Signs of LP life
In my last update, we highlighted the alarming decline in venture capital fundraising, indicating a potential rock bottom for the industry. In Q1, venture funds only raised $11.7B, substantially lower than the 2022 quarterly average of $41.8B. Q2, however, saw some promising signs of life—VC managers managed to raise $21.6B, marking an impressive 85% increase from Q1 and bringing the year-to-date (YTD) capital raised to $33.3B.
Although 2023 is still projected to be the worst fundraising year since 2017 in terms of pure capital raised, the fact that VC managers raised nearly as much in Q2 as in the previous two quarters combined suggests a revival in LP (Limited Partner) capital flowing back into the space.
Resurgence in the establishment of new VC funds
With only 99 funds established, Q1 2023 was the worst quarter in over a decade with regard to new fund creation. Q2, however, presented a positive shift, with the number of new funds growing by 35% to reach 134, according to the latest data from Pitchbook. While we are still on track for the worst year in terms of the number of funds established since 2013, the quarter-to-quarter trend is encouraging, and we anticipate Q3 numbers to build upon the relatively stronger performance of Q2.
It’s worth noting that the increased number of funds and the total capital raised suggests a continuation of the ongoing trend where larger funds from established managers are being successfully raised while smaller funds from emerging managers face more challenges in attracting capital.
New players emerge in the banking landscape
In Q1, the venture ecosystem experienced a major shock with the failure of Silicon Valley Bank (SVB), followed swiftly in early May by JPMorgan's acquisition of First Republic Bank (FRB). SVB and FRB were both pioneering banks in the venture space, playing a crucial role in facilitating funding for both funds and startups. Concerns were high for the venture banking sector in May, but as we enter Q3, the situation has stabilized, and now the competition is heating up among banks seeking to be the leaders in this post-shock environment.

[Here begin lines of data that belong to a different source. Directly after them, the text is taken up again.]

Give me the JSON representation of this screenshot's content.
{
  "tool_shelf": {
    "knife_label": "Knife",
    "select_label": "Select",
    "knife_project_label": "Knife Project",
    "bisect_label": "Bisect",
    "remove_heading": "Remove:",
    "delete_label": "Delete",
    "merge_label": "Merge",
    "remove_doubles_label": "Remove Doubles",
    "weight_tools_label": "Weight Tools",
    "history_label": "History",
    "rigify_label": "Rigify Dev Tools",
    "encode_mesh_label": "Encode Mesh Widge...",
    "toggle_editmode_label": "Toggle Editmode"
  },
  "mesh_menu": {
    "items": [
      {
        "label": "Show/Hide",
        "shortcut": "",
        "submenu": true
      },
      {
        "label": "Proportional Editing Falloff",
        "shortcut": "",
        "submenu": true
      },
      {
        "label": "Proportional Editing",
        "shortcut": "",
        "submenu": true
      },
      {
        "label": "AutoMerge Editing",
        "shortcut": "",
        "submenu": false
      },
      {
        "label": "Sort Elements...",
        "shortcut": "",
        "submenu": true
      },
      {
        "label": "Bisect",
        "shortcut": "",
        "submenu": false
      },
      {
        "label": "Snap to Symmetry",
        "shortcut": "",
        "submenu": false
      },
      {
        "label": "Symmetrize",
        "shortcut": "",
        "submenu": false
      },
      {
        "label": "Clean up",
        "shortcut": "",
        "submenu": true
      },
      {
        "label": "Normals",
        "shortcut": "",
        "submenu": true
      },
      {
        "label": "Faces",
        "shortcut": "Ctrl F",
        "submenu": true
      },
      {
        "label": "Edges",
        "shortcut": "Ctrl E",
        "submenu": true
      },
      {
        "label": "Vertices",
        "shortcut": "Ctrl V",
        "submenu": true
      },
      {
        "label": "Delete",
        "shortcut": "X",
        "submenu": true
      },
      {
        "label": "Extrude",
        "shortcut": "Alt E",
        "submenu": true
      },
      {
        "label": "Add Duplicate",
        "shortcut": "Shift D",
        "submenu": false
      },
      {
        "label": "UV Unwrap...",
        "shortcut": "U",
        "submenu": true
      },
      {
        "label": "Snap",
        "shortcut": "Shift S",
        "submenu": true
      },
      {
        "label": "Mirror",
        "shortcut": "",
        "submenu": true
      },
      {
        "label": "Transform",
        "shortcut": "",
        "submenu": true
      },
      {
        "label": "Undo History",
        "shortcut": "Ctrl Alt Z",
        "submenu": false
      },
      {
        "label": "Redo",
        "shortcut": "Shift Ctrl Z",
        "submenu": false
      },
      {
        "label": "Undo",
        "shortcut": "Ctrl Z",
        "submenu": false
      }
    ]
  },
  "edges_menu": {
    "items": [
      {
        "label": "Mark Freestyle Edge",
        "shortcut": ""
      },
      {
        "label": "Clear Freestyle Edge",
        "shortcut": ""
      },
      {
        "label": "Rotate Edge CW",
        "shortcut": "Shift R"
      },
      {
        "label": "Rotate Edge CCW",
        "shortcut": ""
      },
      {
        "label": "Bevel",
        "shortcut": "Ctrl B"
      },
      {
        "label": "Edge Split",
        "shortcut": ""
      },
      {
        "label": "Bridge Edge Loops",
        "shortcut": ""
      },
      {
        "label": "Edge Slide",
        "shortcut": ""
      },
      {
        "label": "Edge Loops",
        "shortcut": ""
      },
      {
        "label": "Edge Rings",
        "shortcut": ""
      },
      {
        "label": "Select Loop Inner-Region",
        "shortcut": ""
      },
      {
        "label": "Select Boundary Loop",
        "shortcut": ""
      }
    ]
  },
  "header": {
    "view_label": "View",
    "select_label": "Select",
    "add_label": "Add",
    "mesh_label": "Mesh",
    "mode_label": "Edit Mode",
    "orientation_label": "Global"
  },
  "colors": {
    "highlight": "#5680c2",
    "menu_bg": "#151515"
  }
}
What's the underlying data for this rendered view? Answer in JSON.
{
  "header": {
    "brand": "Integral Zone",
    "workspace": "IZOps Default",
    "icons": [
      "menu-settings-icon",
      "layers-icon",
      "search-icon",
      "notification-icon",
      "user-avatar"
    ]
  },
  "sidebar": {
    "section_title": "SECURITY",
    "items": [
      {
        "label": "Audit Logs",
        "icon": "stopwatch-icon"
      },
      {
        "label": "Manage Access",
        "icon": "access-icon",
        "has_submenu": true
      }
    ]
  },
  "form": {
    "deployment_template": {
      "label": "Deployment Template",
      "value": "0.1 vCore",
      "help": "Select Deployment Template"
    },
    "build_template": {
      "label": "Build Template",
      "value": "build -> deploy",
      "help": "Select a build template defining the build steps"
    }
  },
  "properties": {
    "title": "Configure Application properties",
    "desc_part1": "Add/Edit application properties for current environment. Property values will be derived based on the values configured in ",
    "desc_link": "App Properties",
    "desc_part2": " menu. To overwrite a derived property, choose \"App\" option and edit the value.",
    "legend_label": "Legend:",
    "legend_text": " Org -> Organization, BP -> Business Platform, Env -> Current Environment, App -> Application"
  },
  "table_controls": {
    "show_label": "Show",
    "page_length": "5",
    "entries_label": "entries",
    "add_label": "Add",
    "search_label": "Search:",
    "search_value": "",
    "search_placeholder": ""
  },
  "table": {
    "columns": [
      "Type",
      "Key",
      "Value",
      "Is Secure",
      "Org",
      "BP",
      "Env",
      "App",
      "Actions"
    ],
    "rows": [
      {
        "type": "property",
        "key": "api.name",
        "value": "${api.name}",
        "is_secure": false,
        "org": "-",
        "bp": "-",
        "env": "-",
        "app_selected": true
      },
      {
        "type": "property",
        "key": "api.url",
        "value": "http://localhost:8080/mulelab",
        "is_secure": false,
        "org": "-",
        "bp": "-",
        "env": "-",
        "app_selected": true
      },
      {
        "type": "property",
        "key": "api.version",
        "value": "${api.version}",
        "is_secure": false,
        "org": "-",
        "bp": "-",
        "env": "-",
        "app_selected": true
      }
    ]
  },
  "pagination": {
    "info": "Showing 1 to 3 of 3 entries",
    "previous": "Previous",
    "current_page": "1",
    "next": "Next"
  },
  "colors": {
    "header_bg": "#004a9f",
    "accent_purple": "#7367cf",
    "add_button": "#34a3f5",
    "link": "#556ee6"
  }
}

First Citizens Bank acquired SVB's venture assets, making a strong push into this space. JPMorgan acquired FRB, with some FRB teams migrating to Citizens Bank (not to be confused with First Citizens). Other banks like HSBC Bank, Stifel, and Mitsubishi UFJ Financial Group (MUFG) have also actively sought out venture fund banking talent to establish their positions in this market, ultimately looking to serve VCs and startup companies.
Over the next few quarters, it will be interesting to see how fresh players at the table approach underwriting and lending in the VC space and how the teams already familiar with one another will perform within their new organizations. Given the higher interest rate environment, rates on capital call lines of credit now vary more widely, and more fund managers may choose to forego them, deciding that an increase in IRR and operational flexibility aren’t worth the added interest cost.
Stability in management fees
One might naturally assume that General Partners (GPs) would face pressure from their LPs to reduce management fees due to the slowdown in new fund activity and increased competition for capital. Surprisingly, this has not been the case. While fee structures for <$100MM managers still often exhibit creativity and uniqueness, in a conversation I had with Shane Goudey, a fund formation attorney at Cooley, he emphasized that for funds >$100M, "...2-2.5% with some sort of tail is still the norm as LPs look to build long-term relationships."
However, GPs are now “facing increased scrutiny regarding how management fees are utilized, particularly in terms of how salaries and expenses contribute to topline budget,” added Shane. With LPs keen on ensuring that managers can weather any downturn, GPs must now exhibit a coherent plan for expenses and team construction, even without the certainty of raising another fund within 18-36 months. This demonstrates the growing importance of management discipline for GPs.
Challenges persist in exit activity, yet deal activity remains strong
Q2 proved to be another challenging quarter for exit activity, with an exit value of only $5.5B, a further dip from the previous quarter's decade-low of $6.5 billion. The final number of exits in Q2 is also expected to be the lowest since Q4 of 2017.
Despite these headwinds, deal activity remains robust in the venture space. The 2023 deal pace remains at, if not slightly above, 2019-2020 levels.
Conclusion: Navigating the path to recovery
After several quarters of uncertainty, Q2 2023 showcased signs of a return to life in the venture ecosystem. While the road to full recovery may be lengthy, the banking landscape has become more stable, inflation appears to be under control, and interest rate hikes are slowing. We are hopeful that the recovery will continue into the second half of the year, providing further signs of a return to health for this vital industry.